Pups this cute are hard to resist! They grow into brilliant, active dogs who need plenty of exercise and intellectual stimulation!
After our well-attended “Corgis in the Snow” play day, we realized all that corgi publicity might have people thinking about adding a corgi to their family. While no corgi lover would discourage someone from providing a wonderful home to a wonderful pet, we all agree on one thing: Corgis—as much as we love them—are not for everyone!
As smart as little whips and incredibly cute, corgis are not just teddy bears. In addition to the safe, healthy, loving home that every pet should have, this hard-working herding breed demands lots of activity and interaction, thorough socialization and appropriate training to be a happy member of the family.
If you are thinking of getting a corgi, you need to know that they can be quite vocal. They tend to bark at play, while herding, to greet arrivals, to protect their territory, and to communicate in general. They don’t tend to yap incessantly just to hear their brains rattle, but they do have a lot to talk about. They can be trained to be quiet on command, but it takes sustained training effort.
Corgis are born to herd, so heel nipping comes instinctively to them. They tend to want to herd people, cats, cars and other moving objects in addition to cows and sheep, so chasing is a behavior you really have to be on top of, especially around children or if you live in a city or around wildlife or stock. They can be trained to curb their herding desires, but it does require attentive and consistent training.
GOODBYE, CLEAN SWEATER!
Corgis shed like crazy and they shed year round… More than you could imagine a dog of such short stature could possibly generate! If you love white dog hairs on your black sweaters, this is the dog for you!

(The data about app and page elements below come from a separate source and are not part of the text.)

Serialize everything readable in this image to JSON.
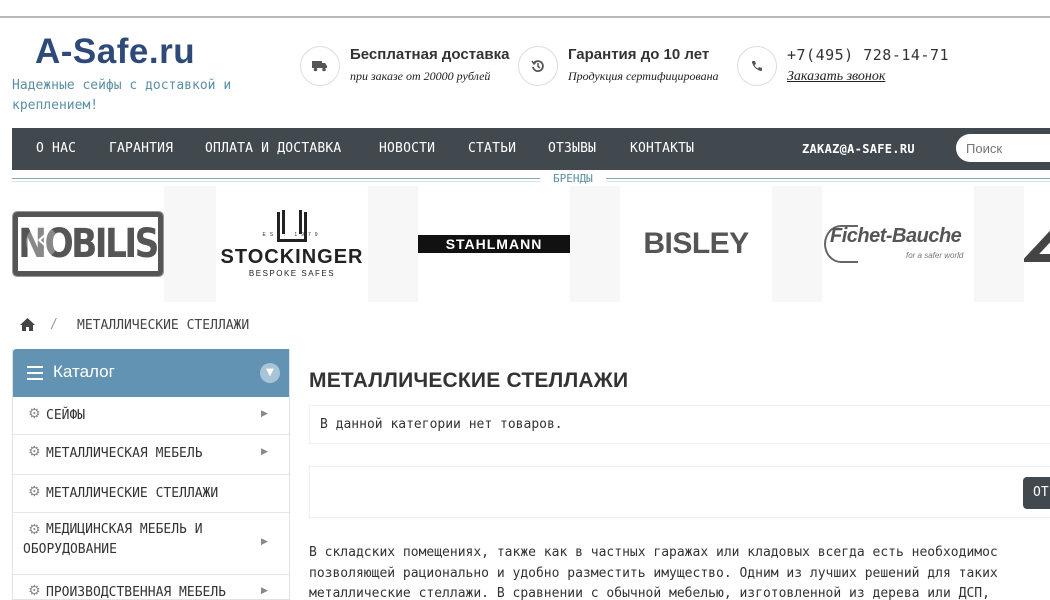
{
  "header": {
    "logo": "A-Safe.ru",
    "tagline": "Надежные сейфы с доставкой и креплением!",
    "features": [
      {
        "icon": "truck-icon",
        "title": "Бесплатная доставка",
        "subtitle": "при заказе от 20000 рублей"
      },
      {
        "icon": "history-icon",
        "title": "Гарантия до 10 лет",
        "subtitle": "Продукция сертифицирована"
      },
      {
        "icon": "phone-icon",
        "title": "+7(495) 728-14-71",
        "subtitle": "Заказать звонок"
      }
    ]
  },
  "nav": {
    "items": [
      "О НАС",
      "ГАРАНТИЯ",
      "ОПЛАТА И ДОСТАВКА",
      "НОВОСТИ",
      "СТАТЬИ",
      "ОТЗЫВЫ",
      "КОНТАКТЫ"
    ],
    "email": "ZAKAZ@A-SAFE.RU",
    "search_placeholder": "Поиск"
  },
  "brands": {
    "label": "БРЕНДЫ",
    "items": [
      {
        "name": "NOBILIS"
      },
      {
        "name": "STOCKINGER",
        "est": "EST. 1979",
        "sub": "BESPOKE SAFES"
      },
      {
        "name": "STAHLMANN"
      },
      {
        "name": "BISLEY"
      },
      {
        "name": "Fichet-Bauche",
        "sub": "for a safer world"
      }
    ]
  },
  "breadcrumb": {
    "current": "МЕТАЛЛИЧЕСКИЕ СТЕЛЛАЖИ",
    "separator": "/"
  },
  "catalog": {
    "title": "Каталог",
    "items": [
      {
        "label": "СЕЙФЫ",
        "has_children": true
      },
      {
        "label": "МЕТАЛЛИЧЕСКАЯ МЕБЕЛЬ",
        "has_children": true
      },
      {
        "label": "МЕТАЛЛИЧЕСКИЕ СТЕЛЛАЖИ",
        "has_children": false
      },
      {
        "label": "МЕДИЦИНСКАЯ МЕБЕЛЬ И ОБОРУДОВАНИЕ",
        "has_children": true
      },
      {
        "label": "ПРОИЗВОДСТВЕННАЯ МЕБЕЛЬ",
        "has_children": true
      }
    ]
  },
  "main": {
    "title": "МЕТАЛЛИЧЕСКИЕ СТЕЛЛАЖИ",
    "empty_message": "В данной категории нет товаров.",
    "filter_button": "ОТ",
    "description_lines": [
      "В складских помещениях, также как в частных гаражах или кладовых всегда есть необходимос",
      "позволяющей рационально и удобно разместить имущество. Одним из лучших решений для таких",
      "металлические стеллажи. В сравнении с обычной мебелью, изготовленной из дерева или ДСП,"
    ]
  },
  "colors": {
    "nav_bg": "#41494f",
    "catalog_header": "#6293b3",
    "logo": "#2e4a7a",
    "accent": "#5b8fa6"
  }
}
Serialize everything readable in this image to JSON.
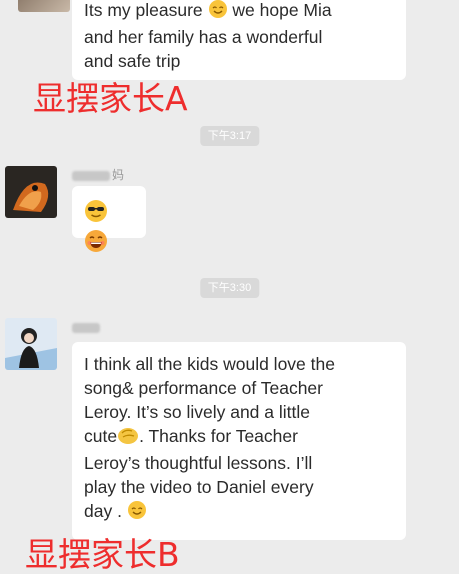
{
  "messages": [
    {
      "lines": [
        "Its my pleasure",
        "we hope Mia",
        "and her family has a wonderful",
        "and safe trip"
      ]
    },
    {
      "nickname_suffix": "妈"
    },
    {
      "lines": [
        "I think all the kids would love the",
        "song& performance of Teacher",
        "Leroy. It’s so lively and a little",
        "cute",
        ". Thanks for Teacher",
        "Leroy’s thoughtful lessons. I’ll",
        "play the video to Daniel every",
        "day ."
      ]
    }
  ],
  "timestamps": [
    "下午3:17",
    "下午3:30"
  ],
  "captions": [
    "显摆家长A",
    "显摆家长B"
  ],
  "icons": {
    "smile": "smiling-face-icon",
    "sunglasses": "sunglasses-face-icon",
    "grin": "grinning-face-icon",
    "clap": "clapping-hands-icon"
  },
  "colors": {
    "background": "#ececec",
    "bubble": "#ffffff",
    "caption": "#ee2d2d",
    "timestamp_bg": "#d9d9d9"
  }
}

Corgis are prone to obesity (being both efficient fuel burners and legendary chow hounds) and there are other breed-specific health risks to know about.
And as with any pet, (but even more so!) if a corgi’s mental, physical and social activity needs are neglected, they can develop behavior problems or put their energy into destructive “projects” of their own.
WE’RE ALL INDIVIDUALS
There are many other questions not covered here (How are corgis with kids? Do they get along with other dogs? …cats? etc.) which can’t be attributed to the breed as much as to the individual, but it would pay to talk to corgi owners (and take a look at the comments on this blog post) to get input on these kinds of questions.
Although I’ve noted negatives here, this post certainly isn’t intended to scare anyone off corgis or even to be a comprehensive list of pros and cons. (Pros include words like smart, furry, friendly, smiling, hilarious, adorable, absolutely FUN best friend). It’s just a note to encourage anyone who is considering buying or rescuing a corgi (or any dog breed) to do your homework first!
GET THE SCOOP
When it comes to corgis: If you love dog hair… If you can cope with a little barking… If you are willing to socialize and train a natural herder… If you have a good home and (preferably fenced) yard… AND you have lots of active time to spend with a humorous, affectionate, alert and brilliant dog… take a look at these resources (and others) to get started on your research!